When you have grasped the end of the dummy with your left hand, command him to “Give.”
Be prepared, if he refuses, to step lightly on the toes of his forefoot. Use just enough pressure on his foot to force him to open his mouth and this will require but very little. After a few repetitions, he should surrender the dummy instantly upon the order to “Give.”
If you twirl the dummy temptingly and playfully before the dog’s nose he may attempt to grasp it. It is a distinct gain if he will do so. Then he can be taught in a few lessons to pick up the dummy. Too much playfulness should not be encouraged. The lessons must not lose the character of discipline. If too much playfulness is permitted, the force system will have no advantage over natural retrieving.

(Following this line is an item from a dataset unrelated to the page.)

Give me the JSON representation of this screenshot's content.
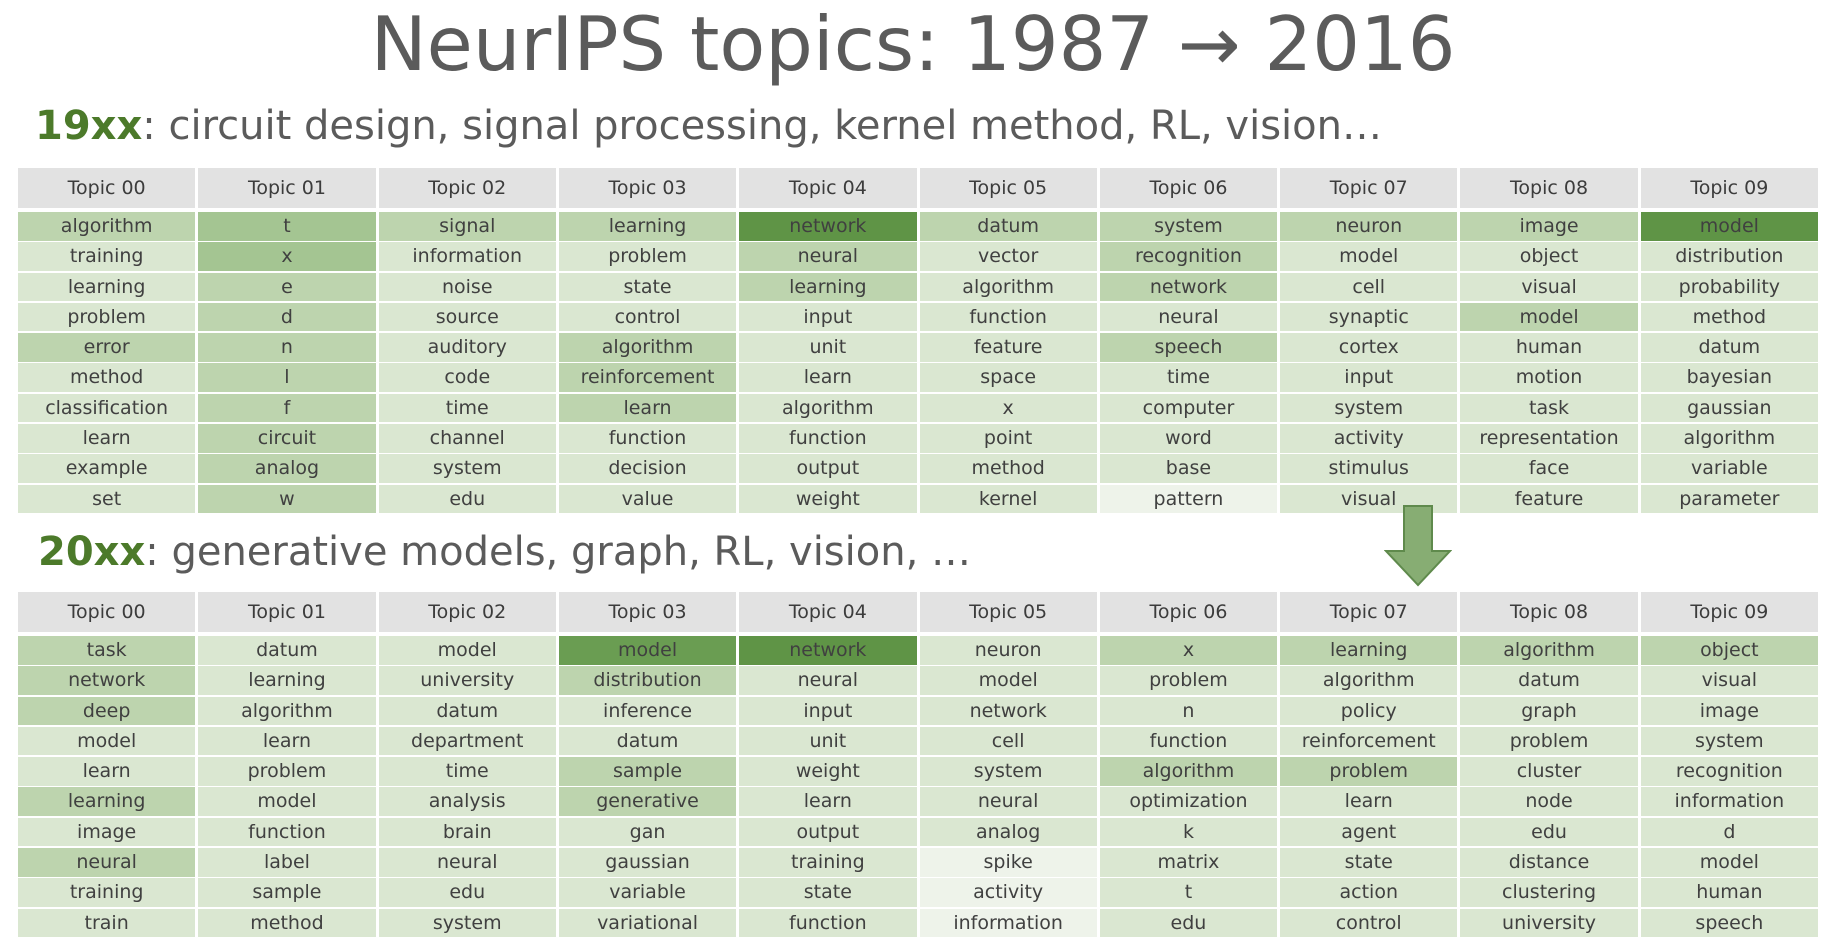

Having trained the dog so that he will step forward to grasp the dummy as ordered, the next stage is to teach him to lower his head to grasp it. This is accomplished simply by the process of gradually lowering the dummy at first only two or three inches at a time so that the change of position is not too sudden. You can tempt the dog with the dummy from the floor after a few attempts, particularly if you are tactful and do not proceed in too much of a hurry. A dog that is really anxious to please requires very little punishment and there may not be any perceptible stages in his progress; but in most instances the successive stages have to be formally and thoroughly observed. The dog requires time and schooling to comprehend his lessons. Hurrying him faster than he can comprehend or remember simply results in loss of time in the end.